**Exercise objective**
Type the records out again in full, exactly.

[[ Exercise material, beginning ]]

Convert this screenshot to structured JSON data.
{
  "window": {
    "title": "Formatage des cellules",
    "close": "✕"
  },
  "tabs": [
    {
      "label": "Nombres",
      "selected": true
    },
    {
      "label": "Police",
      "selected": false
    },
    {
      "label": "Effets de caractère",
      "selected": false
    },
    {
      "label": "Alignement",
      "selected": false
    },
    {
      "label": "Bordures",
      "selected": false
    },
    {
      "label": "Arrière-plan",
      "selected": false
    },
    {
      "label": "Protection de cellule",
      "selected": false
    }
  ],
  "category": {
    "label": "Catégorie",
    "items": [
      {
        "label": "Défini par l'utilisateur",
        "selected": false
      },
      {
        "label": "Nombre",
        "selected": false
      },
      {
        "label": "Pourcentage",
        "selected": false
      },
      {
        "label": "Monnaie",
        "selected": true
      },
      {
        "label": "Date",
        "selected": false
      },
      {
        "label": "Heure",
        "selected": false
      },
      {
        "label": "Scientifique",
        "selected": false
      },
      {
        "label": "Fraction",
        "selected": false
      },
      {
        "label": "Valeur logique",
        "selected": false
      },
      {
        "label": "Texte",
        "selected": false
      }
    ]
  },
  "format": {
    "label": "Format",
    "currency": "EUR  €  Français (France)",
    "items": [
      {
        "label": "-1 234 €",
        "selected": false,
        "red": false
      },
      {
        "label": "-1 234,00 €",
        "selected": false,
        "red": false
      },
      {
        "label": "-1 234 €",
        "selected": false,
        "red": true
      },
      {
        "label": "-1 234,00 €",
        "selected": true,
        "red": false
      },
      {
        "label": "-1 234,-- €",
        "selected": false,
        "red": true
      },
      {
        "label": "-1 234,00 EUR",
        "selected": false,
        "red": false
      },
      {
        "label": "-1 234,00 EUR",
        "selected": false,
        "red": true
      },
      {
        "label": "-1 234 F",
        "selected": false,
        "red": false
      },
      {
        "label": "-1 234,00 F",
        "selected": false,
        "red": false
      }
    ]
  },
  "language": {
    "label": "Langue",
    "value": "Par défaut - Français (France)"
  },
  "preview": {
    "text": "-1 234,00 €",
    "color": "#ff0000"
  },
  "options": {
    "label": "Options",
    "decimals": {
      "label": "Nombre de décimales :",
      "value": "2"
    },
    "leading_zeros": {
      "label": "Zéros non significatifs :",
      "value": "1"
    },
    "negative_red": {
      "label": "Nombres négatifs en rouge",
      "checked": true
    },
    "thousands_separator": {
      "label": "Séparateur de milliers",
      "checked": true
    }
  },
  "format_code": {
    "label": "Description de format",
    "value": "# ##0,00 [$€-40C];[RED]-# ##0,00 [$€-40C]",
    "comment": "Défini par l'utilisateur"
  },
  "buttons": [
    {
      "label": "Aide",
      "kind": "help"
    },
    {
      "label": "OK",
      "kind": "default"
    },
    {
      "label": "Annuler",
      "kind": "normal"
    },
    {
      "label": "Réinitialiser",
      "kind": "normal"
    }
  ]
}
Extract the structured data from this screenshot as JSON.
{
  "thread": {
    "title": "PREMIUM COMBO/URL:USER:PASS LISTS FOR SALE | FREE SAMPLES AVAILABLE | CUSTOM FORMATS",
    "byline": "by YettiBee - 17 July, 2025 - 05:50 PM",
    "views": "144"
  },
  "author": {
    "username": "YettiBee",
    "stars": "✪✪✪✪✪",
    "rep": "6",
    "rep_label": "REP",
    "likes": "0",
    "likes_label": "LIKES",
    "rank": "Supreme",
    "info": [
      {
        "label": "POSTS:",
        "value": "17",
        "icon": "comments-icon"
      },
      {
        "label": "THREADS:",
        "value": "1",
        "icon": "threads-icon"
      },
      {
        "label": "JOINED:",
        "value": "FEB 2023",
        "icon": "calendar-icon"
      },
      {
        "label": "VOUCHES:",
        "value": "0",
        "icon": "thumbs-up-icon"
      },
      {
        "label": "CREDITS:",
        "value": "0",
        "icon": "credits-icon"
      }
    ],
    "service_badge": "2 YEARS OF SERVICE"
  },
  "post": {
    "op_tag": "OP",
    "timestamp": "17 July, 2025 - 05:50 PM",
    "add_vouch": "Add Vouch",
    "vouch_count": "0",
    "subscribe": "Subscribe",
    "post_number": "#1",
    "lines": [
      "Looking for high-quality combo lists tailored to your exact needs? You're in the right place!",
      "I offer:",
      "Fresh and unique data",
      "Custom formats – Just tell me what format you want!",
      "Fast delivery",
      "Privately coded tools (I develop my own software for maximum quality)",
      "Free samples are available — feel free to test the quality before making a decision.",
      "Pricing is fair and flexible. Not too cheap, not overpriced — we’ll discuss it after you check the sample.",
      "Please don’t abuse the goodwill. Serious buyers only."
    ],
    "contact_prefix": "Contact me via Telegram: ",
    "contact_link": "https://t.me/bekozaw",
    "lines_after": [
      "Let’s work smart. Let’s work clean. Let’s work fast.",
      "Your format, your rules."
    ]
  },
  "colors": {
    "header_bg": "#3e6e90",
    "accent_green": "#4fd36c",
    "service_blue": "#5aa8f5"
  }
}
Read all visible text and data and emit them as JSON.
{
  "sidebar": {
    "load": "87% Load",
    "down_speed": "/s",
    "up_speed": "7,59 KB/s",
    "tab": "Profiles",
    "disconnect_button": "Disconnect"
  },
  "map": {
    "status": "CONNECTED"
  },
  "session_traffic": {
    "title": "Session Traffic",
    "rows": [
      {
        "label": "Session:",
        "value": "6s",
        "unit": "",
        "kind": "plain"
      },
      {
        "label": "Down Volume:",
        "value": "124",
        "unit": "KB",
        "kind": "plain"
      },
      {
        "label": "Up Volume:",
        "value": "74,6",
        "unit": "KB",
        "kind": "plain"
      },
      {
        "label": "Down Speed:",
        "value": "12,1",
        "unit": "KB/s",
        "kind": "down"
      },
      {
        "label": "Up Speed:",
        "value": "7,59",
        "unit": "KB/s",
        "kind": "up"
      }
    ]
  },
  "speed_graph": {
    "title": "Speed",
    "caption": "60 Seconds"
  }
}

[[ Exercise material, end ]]

**Solution for this task**
Convert this screenshot to structured JSON data.
{
  "window": {
    "title": "Formatage des cellules",
    "close": "✕"
  },
  "tabs": [
    {
      "label": "Nombres",
      "selected": true
    },
    {
      "label": "Police",
      "selected": false
    },
    {
      "label": "Effets de caractère",
      "selected": false
    },
    {
      "label": "Alignement",
      "selected": false
    },
    {
      "label": "Bordures",
      "selected": false
    },
    {
      "label": "Arrière-plan",
      "selected": false
    },
    {
      "label": "Protection de cellule",
      "selected": false
    }
  ],
  "category": {
    "label": "Catégorie",
    "items": [
      {
        "label": "Défini par l'utilisateur",
        "selected": false
      },
      {
        "label": "Nombre",
        "selected": false
      },
      {
        "label": "Pourcentage",
        "selected": false
      },
      {
        "label": "Monnaie",
        "selected": true
      },
      {
        "label": "Date",
        "selected": false
      },
      {
        "label": "Heure",
        "selected": false
      },
      {
        "label": "Scientifique",
        "selected": false
      },
      {
        "label": "Fraction",
        "selected": false
      },
      {
        "label": "Valeur logique",
        "selected": false
      },
      {
        "label": "Texte",
        "selected": false
      }
    ]
  },
  "format": {
    "label": "Format",
    "currency": "EUR  €  Français (France)",
    "items": [
      {
        "label": "-1 234 €",
        "selected": false,
        "red": false
      },
      {
        "label": "-1 234,00 €",
        "selected": false,
        "red": false
      },
      {
        "label": "-1 234 €",
        "selected": false,
        "red": true
      },
      {
        "label": "-1 234,00 €",
        "selected": true,
        "red": false
      },
      {
        "label": "-1 234,-- €",
        "selected": false,
        "red": true
      },
      {
        "label": "-1 234,00 EUR",
        "selected": false,
        "red": false
      },
      {
        "label": "-1 234,00 EUR",
        "selected": false,
        "red": true
      },
      {
        "label": "-1 234 F",
        "selected": false,
        "red": false
      },
      {
        "label": "-1 234,00 F",
        "selected": false,
        "red": false
      }
    ]
  },
  "language": {
    "label": "Langue",
    "value": "Par défaut - Français (France)"
  },
  "preview": {
    "text": "-1 234,00 €",
    "color": "#ff0000"
  },
  "options": {
    "label": "Options",
    "decimals": {
      "label": "Nombre de décimales :",
      "value": "2"
    },
    "leading_zeros": {
      "label": "Zéros non significatifs :",
      "value": "1"
    },
    "negative_red": {
      "label": "Nombres négatifs en rouge",
      "checked": true
    },
    "thousands_separator": {
      "label": "Séparateur de milliers",
      "checked": true
    }
  },
  "format_code": {
    "label": "Description de format",
    "value": "# ##0,00 [$€-40C];[RED]-# ##0,00 [$€-40C]",
    "comment": "Défini par l'utilisateur"
  },
  "buttons": [
    {
      "label": "Aide",
      "kind": "help"
    },
    {
      "label": "OK",
      "kind": "default"
    },
    {
      "label": "Annuler",
      "kind": "normal"
    },
    {
      "label": "Réinitialiser",
      "kind": "normal"
    }
  ]
}
Extract the structured data from this screenshot as JSON.
{
  "thread": {
    "title": "PREMIUM COMBO/URL:USER:PASS LISTS FOR SALE | FREE SAMPLES AVAILABLE | CUSTOM FORMATS",
    "byline": "by YettiBee - 17 July, 2025 - 05:50 PM",
    "views": "144"
  },
  "author": {
    "username": "YettiBee",
    "stars": "✪✪✪✪✪",
    "rep": "6",
    "rep_label": "REP",
    "likes": "0",
    "likes_label": "LIKES",
    "rank": "Supreme",
    "info": [
      {
        "label": "POSTS:",
        "value": "17",
        "icon": "comments-icon"
      },
      {
        "label": "THREADS:",
        "value": "1",
        "icon": "threads-icon"
      },
      {
        "label": "JOINED:",
        "value": "FEB 2023",
        "icon": "calendar-icon"
      },
      {
        "label": "VOUCHES:",
        "value": "0",
        "icon": "thumbs-up-icon"
      },
      {
        "label": "CREDITS:",
        "value": "0",
        "icon": "credits-icon"
      }
    ],
    "service_badge": "2 YEARS OF SERVICE"
  },
  "post": {
    "op_tag": "OP",
    "timestamp": "17 July, 2025 - 05:50 PM",
    "add_vouch": "Add Vouch",
    "vouch_count": "0",
    "subscribe": "Subscribe",
    "post_number": "#1",
    "lines": [
      "Looking for high-quality combo lists tailored to your exact needs? You're in the right place!",
      "I offer:",
      "Fresh and unique data",
      "Custom formats – Just tell me what format you want!",
      "Fast delivery",
      "Privately coded tools (I develop my own software for maximum quality)",
      "Free samples are available — feel free to test the quality before making a decision.",
      "Pricing is fair and flexible. Not too cheap, not overpriced — we’ll discuss it after you check the sample.",
      "Please don’t abuse the goodwill. Serious buyers only."
    ],
    "contact_prefix": "Contact me via Telegram: ",
    "contact_link": "https://t.me/bekozaw",
    "lines_after": [
      "Let’s work smart. Let’s work clean. Let’s work fast.",
      "Your format, your rules."
    ]
  },
  "colors": {
    "header_bg": "#3e6e90",
    "accent_green": "#4fd36c",
    "service_blue": "#5aa8f5"
  }
}
Read all visible text and data and emit them as JSON.
{
  "sidebar": {
    "load": "87% Load",
    "down_speed": "/s",
    "up_speed": "7,59 KB/s",
    "tab": "Profiles",
    "disconnect_button": "Disconnect"
  },
  "map": {
    "status": "CONNECTED"
  },
  "session_traffic": {
    "title": "Session Traffic",
    "rows": [
      {
        "label": "Session:",
        "value": "6s",
        "unit": "",
        "kind": "plain"
      },
      {
        "label": "Down Volume:",
        "value": "124",
        "unit": "KB",
        "kind": "plain"
      },
      {
        "label": "Up Volume:",
        "value": "74,6",
        "unit": "KB",
        "kind": "plain"
      },
      {
        "label": "Down Speed:",
        "value": "12,1",
        "unit": "KB/s",
        "kind": "down"
      },
      {
        "label": "Up Speed:",
        "value": "7,59",
        "unit": "KB/s",
        "kind": "up"
      }
    ]
  },
  "speed_graph": {
    "title": "Speed",
    "caption": "60 Seconds"
  }
}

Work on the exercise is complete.